KNOW IT ALL: Tuesday's Top 6 Stories at NBC News


Algeria's Mehdi Mostefa lies on the field after the World Cup round of 16 soccer match between Germany and Algeria at the Estadio Beira-Rio in Porto Alegre, Brazil, Monday, June 30, 2014. Germany won the match 2-1 after extra-time. Sergei Grits / AP

Good morning, and happy Tuesday. Here are some of the stories we're following today:

1. U.S. battles Belgium in World Cup’s knockout round

Belgium is the better team on paper in this Sweet 16, but the U.S. won’t go down without a fight with a semifinals berth on the line. The U.S. managed to advance out of one of the most difficult groups it has ever played in at the tournament, giving fans hope that head coach Jurgen Klinsmann can keep this team focused. Also helping the U.S. is that a lot of its leadership has played in the World Cup before and knows what the pressure is like. The action kicks off at 4 p.m. ET. Read more at NBC SPORTS.

2. Israel vows revenge in deaths of three kidnapped teens

Israel bombed 34 targets in Gaza overnight, leading Hamas to threaten to “open the gates of hell” if the country goes after the Gaza Strip. The bombings come as the families of three kidnapped students prepare to hold a joint funeral for the teens, who had gone missing last month. Prime Minister Benjamin Netanyahu has said Hamas “will pay” for the kidnappings, although the militant group has not taken responsibility for what happened. Read more in NEWS.


3. Hobby Lobby ruling called victory for religious freedoms

The Supreme Court ruled in favor Monday of three family-owned businesses that have refused to pay for certain contraceptives for their employees under Obamacare. The businesses, including a craft store called Hobby Lobby, have claimed the Affordable Care Act violates their religious freedoms. The ruling, a 5-4 decision written by Justice Samuel Alito, sends a cultural and social signal about respecting religious beliefs, according to observers. Read more in NEWS.


4. Iraqi deaths on rise as U.S. ships in more troops

The United Nations says more than 2,400 Iraqis were killed in June as a violent militant uprising swept through the country. The fear is the fighting could devolve into a civil war as Sunni rebels threaten to destroy Shiite Islam’s holiest sites. Tensions have existed between Shiites and Sunnis for 1,400 years. Meanwhile, the U.S. has sent another 300 troops to Iraq — most of which will provide security for the American Embassy and other facilities, such as Baghdad’s airport. That brings the number of additional U.S. soldiers to nearly 800. Read more in NEWS.

5. Obama to bypass Congress on immigration reform

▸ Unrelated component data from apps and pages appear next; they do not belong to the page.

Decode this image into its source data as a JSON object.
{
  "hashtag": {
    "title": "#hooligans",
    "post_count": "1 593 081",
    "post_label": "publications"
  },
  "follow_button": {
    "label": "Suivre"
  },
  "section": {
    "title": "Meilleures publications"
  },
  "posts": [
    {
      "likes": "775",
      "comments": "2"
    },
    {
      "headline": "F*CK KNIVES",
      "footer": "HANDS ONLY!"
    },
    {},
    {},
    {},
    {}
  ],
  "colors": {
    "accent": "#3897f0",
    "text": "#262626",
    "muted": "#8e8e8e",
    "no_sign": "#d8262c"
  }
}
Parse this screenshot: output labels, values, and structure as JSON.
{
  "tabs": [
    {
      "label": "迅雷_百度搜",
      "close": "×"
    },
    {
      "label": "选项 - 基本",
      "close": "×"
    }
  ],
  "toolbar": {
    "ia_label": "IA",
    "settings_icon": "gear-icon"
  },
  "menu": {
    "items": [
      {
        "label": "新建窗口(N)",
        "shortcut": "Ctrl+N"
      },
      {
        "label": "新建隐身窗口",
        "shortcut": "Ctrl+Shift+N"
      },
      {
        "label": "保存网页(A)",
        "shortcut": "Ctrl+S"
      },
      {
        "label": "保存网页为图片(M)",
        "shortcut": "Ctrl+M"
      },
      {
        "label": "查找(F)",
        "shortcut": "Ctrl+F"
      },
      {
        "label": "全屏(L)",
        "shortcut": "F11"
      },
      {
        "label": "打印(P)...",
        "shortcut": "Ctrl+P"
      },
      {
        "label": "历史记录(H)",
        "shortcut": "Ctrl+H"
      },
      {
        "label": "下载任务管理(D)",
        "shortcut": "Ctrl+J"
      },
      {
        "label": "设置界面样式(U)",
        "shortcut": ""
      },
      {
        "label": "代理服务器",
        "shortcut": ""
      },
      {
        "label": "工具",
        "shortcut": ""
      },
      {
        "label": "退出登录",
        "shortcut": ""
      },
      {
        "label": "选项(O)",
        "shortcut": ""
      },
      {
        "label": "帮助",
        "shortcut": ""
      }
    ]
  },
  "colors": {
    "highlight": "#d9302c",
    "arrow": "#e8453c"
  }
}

President Obama, fed up with inaction in the House, plans to move ahead with executive actions to address immigration. He’s under intense pressure after a growing tide of undocumented immigrants from Central America, including children, have flooded the southern border in recent months. Last year, the Senate passed a sweeping immigration bill that would have offered a path to citizenship for many who are in the country illegally, but the GOP-led House refused to vote on the measure. Read more in POLITICS.

6. Childhood vaccines deemed generally safe

A new review of childhood vaccines has found that while they can cause certain side effects, the serious ones remain rare. The RAND Corp., which conducted the study, said such risks need to be balanced against the benefits of vaccines. Additionally, researchers found that there’s no evidence linking vaccines with leukemia or autism, despite persistent rumors. Read more in HEALTH.

… What’s trending today?

So THAT’s what’s in the White House pies.

President Obama joked Monday that Executive Pastry Chef Bill Yosses’ pies are so good he has a special ingredient.

“We call Bill the crustmaster, because his pies, I don’t know what he does, whether he puts crack in them,” the president said during an LGBT Pride Month reception with the first lady.

“No he doesn’t,” Michelle Obama quickly interjected. “There’s no crack in our pies.”